■ The task
Copy each line of the following data that contains "title".

■ Data records
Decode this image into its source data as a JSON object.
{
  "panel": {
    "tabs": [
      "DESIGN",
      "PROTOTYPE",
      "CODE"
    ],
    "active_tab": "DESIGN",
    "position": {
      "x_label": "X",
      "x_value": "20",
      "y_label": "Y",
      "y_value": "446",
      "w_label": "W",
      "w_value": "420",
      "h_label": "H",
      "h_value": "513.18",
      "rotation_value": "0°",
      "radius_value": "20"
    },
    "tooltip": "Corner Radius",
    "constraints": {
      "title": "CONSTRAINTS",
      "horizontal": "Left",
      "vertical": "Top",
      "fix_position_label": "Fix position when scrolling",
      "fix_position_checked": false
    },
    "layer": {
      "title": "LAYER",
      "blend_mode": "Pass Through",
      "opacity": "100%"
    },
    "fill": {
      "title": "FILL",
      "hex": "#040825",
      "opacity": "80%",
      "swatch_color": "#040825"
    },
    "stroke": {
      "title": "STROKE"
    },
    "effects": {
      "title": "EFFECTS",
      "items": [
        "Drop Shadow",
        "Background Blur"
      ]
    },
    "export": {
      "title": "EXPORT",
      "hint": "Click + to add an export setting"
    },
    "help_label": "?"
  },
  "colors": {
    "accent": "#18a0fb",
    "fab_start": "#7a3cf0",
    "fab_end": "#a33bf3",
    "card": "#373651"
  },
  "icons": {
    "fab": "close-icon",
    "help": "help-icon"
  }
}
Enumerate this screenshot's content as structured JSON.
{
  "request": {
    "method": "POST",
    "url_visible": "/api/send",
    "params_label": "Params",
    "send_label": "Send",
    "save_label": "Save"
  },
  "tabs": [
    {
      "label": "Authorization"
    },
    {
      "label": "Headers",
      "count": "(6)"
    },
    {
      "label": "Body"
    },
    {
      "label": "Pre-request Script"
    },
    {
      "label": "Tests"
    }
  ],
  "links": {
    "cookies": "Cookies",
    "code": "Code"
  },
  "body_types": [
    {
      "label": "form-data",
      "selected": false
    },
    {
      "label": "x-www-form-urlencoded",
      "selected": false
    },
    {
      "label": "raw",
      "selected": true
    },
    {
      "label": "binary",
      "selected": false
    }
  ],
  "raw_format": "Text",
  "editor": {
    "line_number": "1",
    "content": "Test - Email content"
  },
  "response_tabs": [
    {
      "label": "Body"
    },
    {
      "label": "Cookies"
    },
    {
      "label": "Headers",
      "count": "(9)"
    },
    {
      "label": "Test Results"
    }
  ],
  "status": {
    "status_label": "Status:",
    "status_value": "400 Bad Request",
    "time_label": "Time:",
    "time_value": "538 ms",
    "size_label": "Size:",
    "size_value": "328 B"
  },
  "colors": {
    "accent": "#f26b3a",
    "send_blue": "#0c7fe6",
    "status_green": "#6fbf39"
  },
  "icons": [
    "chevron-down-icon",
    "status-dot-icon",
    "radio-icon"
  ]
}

■ Worked solution
      "title": "CONSTRAINTS",
      "title": "LAYER",
      "title": "FILL",
      "title": "STROKE"
      "title": "EFFECTS",
      "title": "EXPORT",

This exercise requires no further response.